Alsace-Lorraine between France and Germany, 1871-1914

Alsace-Lorraine, a geopolitical amalgam consisting of the former French departments of Bas-Rhin, Haut-Rhin and Moselle, was annexed by the newly-unified German Empire following its victory over France in 1871. The change of nationality, imposition of Germanization policies, and arrival of 120,000 German settlers to the so-called Reichsland (“imperial land”) had at first been opposed by local notables and religious leaders who clung to the hope that France would one day reclaim its “lost provinces”. Francophile elites continued to promote French culture and language under the guise of Alsatian regionalism, but by 1914 most of the nearly 1.9 million inhabitants in the region had resigned themselves to their fate. Alsace-Lorraine had been relatively well integrated into the German Empire, and a new constitution in 1911 had granted it more autonomy,[1] although tensions had flared up in 1913 during the infamous Zabern Affair.[2]

A Borderland at War


In general, the war was greeted in Alsace-Lorraine with indifference.[3] Nonetheless, nearly 380,000 Alsatian and Lorrainer men fought for Germany. These recruits tended to be viewed with suspicion by the German High Command, which decided in March 1915, after a spate of desertions, that soldiers from Alsace-Lorraine would serve in the German interior or, more commonly, on the Eastern Front or in the navy.[4] Desertion rates remained relatively high.[5] Thousands of men from Alsace-Lorraine fled to Switzerland and France, and approximately 17,500 volunteered in the French army.

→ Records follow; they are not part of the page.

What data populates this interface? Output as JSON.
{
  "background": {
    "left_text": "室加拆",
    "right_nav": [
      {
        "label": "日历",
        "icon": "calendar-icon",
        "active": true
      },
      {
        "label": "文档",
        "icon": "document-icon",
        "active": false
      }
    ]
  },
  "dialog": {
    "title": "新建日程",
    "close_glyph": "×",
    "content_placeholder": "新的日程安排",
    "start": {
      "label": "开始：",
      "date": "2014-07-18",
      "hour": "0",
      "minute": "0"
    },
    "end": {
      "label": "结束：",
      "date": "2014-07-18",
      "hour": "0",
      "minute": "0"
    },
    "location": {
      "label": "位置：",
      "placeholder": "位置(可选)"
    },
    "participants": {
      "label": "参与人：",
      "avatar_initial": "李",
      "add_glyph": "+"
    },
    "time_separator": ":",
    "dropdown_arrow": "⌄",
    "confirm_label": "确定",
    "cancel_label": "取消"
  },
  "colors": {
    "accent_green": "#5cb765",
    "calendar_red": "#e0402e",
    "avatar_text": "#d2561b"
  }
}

Several major military offensives took place in the region. The battles of Sarrebourg and Morhange destroyed parts of Lorraine in mid-August 1914. Earlier in the month French troops had taken Mulhouse, but had been pushed back by a German counter-offensive by the end of August. The French nonetheless maintained a foothold in Alsace for the duration of the war. In 1915, the Vosges were the site of the particularly brutal battles of Hartmannswillerkopf and the Linge, which became the site of a large French war memorial, museum and cemetery.

Home Front

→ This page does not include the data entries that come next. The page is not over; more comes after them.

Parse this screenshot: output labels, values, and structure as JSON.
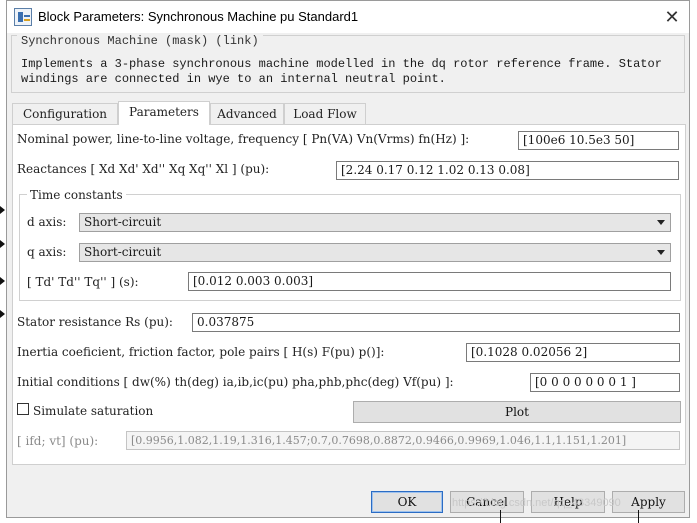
{
  "window": {
    "title": "Block Parameters: Synchronous Machine pu Standard1",
    "close_glyph": "✕"
  },
  "mask": {
    "title": "Synchronous Machine (mask) (link)",
    "description": "Implements a 3-phase synchronous machine modelled in the dq rotor reference frame. Stator windings are connected in wye to an internal neutral point."
  },
  "tabs": [
    {
      "label": "Configuration",
      "active": false
    },
    {
      "label": "Parameters",
      "active": true
    },
    {
      "label": "Advanced",
      "active": false
    },
    {
      "label": "Load Flow",
      "active": false
    }
  ],
  "params": {
    "nominal_label": "Nominal power, line-to-line voltage, frequency [ Pn(VA)  Vn(Vrms)  fn(Hz) ]:",
    "nominal_value": "[100e6 10.5e3 50]",
    "reactances_label": "Reactances [ Xd  Xd'  Xd''  Xq  Xq''  Xl ] (pu):",
    "reactances_value": "[2.24 0.17 0.12 1.02 0.13 0.08]",
    "time_constants": {
      "title": "Time constants",
      "d_axis_label": "d axis:",
      "d_axis_value": "Short-circuit",
      "q_axis_label": "q axis:",
      "q_axis_value": "Short-circuit",
      "t_label": "[ Td'  Td''  Tq'' ] (s):",
      "t_value": "[0.012 0.003 0.003]"
    },
    "stator_label": "Stator resistance Rs (pu):",
    "stator_value": "0.037875",
    "inertia_label": "Inertia coeficient, friction factor, pole pairs [ H(s)  F(pu)  p()]:",
    "inertia_value": "[0.1028 0.02056 2]",
    "initial_label": "Initial conditions [ dw(%)  th(deg)  ia,ib,ic(pu)  pha,phb,phc(deg)  Vf(pu) ]:",
    "initial_value": "[0  0  0  0  0  0  0  1 ]",
    "saturation_label": "Simulate saturation",
    "saturation_checked": false,
    "plot_label": "Plot",
    "ifd_label": "[ ifd; vt] (pu):",
    "ifd_value": "[0.9956,1.082,1.19,1.316,1.457;0.7,0.7698,0.8872,0.9466,0.9969,1.046,1.1,1.151,1.201]"
  },
  "buttons": {
    "ok": "OK",
    "cancel": "Cancel",
    "help": "Help",
    "apply": "Apply"
  },
  "watermark": "https://blog.csdn.net/qq_43349090"
}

Like the rest of the German Empire, Alsace-Lorraine’s home front experienced great hardships and privations, including martial law, food shortages, and rationing. In areas located in relative proximity to combat zones, private property was requisitioned, forests and vineyards were destroyed to set up fortifications, and local residents were evacuated. Thousands of refugees arrived in Strasbourg. By 1917, civilians in urban centres suffered from a lack of basic necessities, a situation that allowed Spanish influenza to take an enormous toll a year later.[6] Unemployment and inflation also devastated the region. Most factories were moved to the German interior, investment in local industry dried up, and remaining capital was transferred into military production. Female employment was especially hard-hit by the collapse of textile production,[7] prompting working-class Alsatian women to relocate to other parts of the Reich to work in munition factories.[8]

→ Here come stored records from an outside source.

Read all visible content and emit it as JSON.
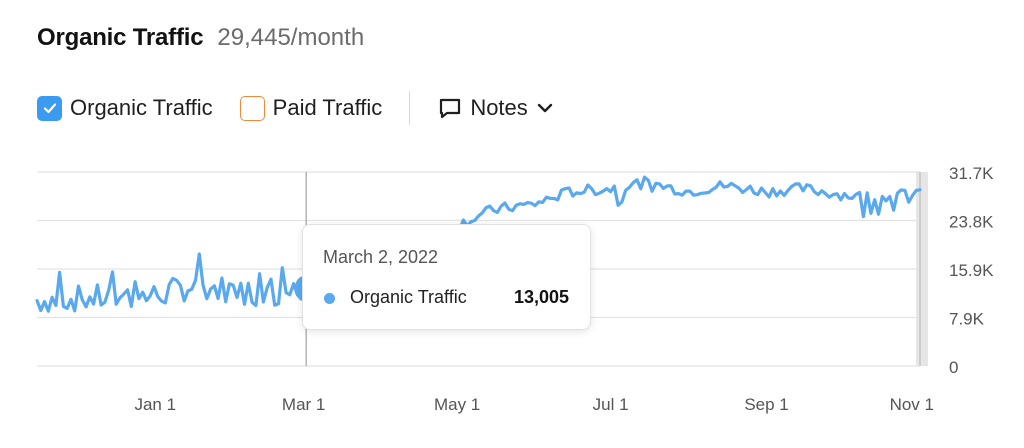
{
  "header": {
    "title": "Organic Traffic",
    "metric": "29,445/month"
  },
  "legend": {
    "organic_label": "Organic Traffic",
    "organic_checked": true,
    "paid_label": "Paid Traffic",
    "paid_checked": false,
    "notes_label": "Notes"
  },
  "colors": {
    "organic": "#5aa8ee",
    "paid": "#ee8a3c",
    "checkbox": "#3b9bf0"
  },
  "icons": {
    "checkbox": "checkmark-icon",
    "notes": "speech-bubble-icon",
    "dropdown": "chevron-down-icon"
  },
  "tooltip": {
    "date": "March 2, 2022",
    "series": "Organic Traffic",
    "value": "13,005"
  },
  "chart_data": {
    "type": "line",
    "title": "",
    "xlabel": "",
    "ylabel": "",
    "x_ticks": [
      "Jan 1",
      "Mar 1",
      "May 1",
      "Jul 1",
      "Sep 1",
      "Nov 1"
    ],
    "y_ticks": [
      "31.7K",
      "23.8K",
      "15.9K",
      "7.9K",
      "0"
    ],
    "ylim": [
      0,
      31700
    ],
    "grid": true,
    "legend_position": "top-left",
    "highlight": {
      "date": "2022-03-02",
      "value": 13005
    },
    "series": [
      {
        "name": "Organic Traffic",
        "dates": [
          "2021-11-01",
          "2022-01-01",
          "2022-01-15",
          "2022-02-01",
          "2022-02-15",
          "2022-03-02",
          "2022-03-15",
          "2022-04-01",
          "2022-04-15",
          "2022-05-01",
          "2022-05-15",
          "2022-06-01",
          "2022-06-15",
          "2022-07-01",
          "2022-07-15",
          "2022-08-01",
          "2022-08-15",
          "2022-09-01",
          "2022-09-15",
          "2022-10-01",
          "2022-10-15",
          "2022-11-01"
        ],
        "values": [
          10500,
          11500,
          13000,
          12500,
          11500,
          13005,
          16500,
          18000,
          20500,
          23000,
          25500,
          26500,
          28500,
          29000,
          30000,
          28500,
          29500,
          28500,
          29000,
          28000,
          27500,
          28300
        ]
      },
      {
        "name": "Paid Traffic",
        "visible": false,
        "values": []
      }
    ]
  }
}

Ethnic tensions in the region exacerbated local discontent. Although men and women worked tirelessly for the war effort, German fears of disloyalty and treason extended to Alsace-Lorraine’s civilian population. Germanization policies were reinvigorated, with Governor Johann von Dallwitz (1855-1919) declaring in 1914 that an “iron broom” would remove anti-German sentiment from the region.[9] The use of the French language was banned. Thousands of inhabitants were imprisoned for a variety of offences, from singing the Marseillaise or wearing a cocarde, to spreading false rumours or providing intelligence to the enemy. Thousands more who were considered pro-French were placed in “preventative detention” camps.


Although France had not gone to war specifically to win back Alsace-Lorraine,[10] the region nonetheless became an important symbol in French and other Allied wartime propaganda. Posters, pamphlets, patriotic songs and plays often exaggerated the Germans’ mistreatment of the region, and called for the “liberation” of France’s “lost sisters”.[11] Yet fears that some Alsatians and Lorrainers were dangerously pro-German prompted French military authorities in the occupied zones around Thann, Masevaux and Altkirch to intern local inhabitants in camps across the country.[12] Stories of the camps were used by the Germans to discredit the French, but ultimately Alsace-Lorraine did not feature in German wartime propaganda.

The End of War and the Return to France

In November 1918, in the chaos of Germany’s defeat, soldiers’ and workers’ councils were established in Strasbourg, Colmar and Mulhouse. Within days they were disbanded, as French troops marched into the region, to the cheers of local inhabitants exhausted by years of privation. This enthusiasm was understood by the French as an unofficial plebiscite in favour of the region being returned to France. But the challenges of reintegrating Alsatians and Lorrainers into the French nation would prove far more complicated than anticipated.

Caught between France and Germany, Alsace-Lorraine’s experience of the First World War is poignantly commemorated by the war memorial in Strasbourg’s Place de la République, in which a grief-stricken mother cradles her two fallen sons.

Elizabeth Vlossak, Brock University

Section Editor: Mark Jones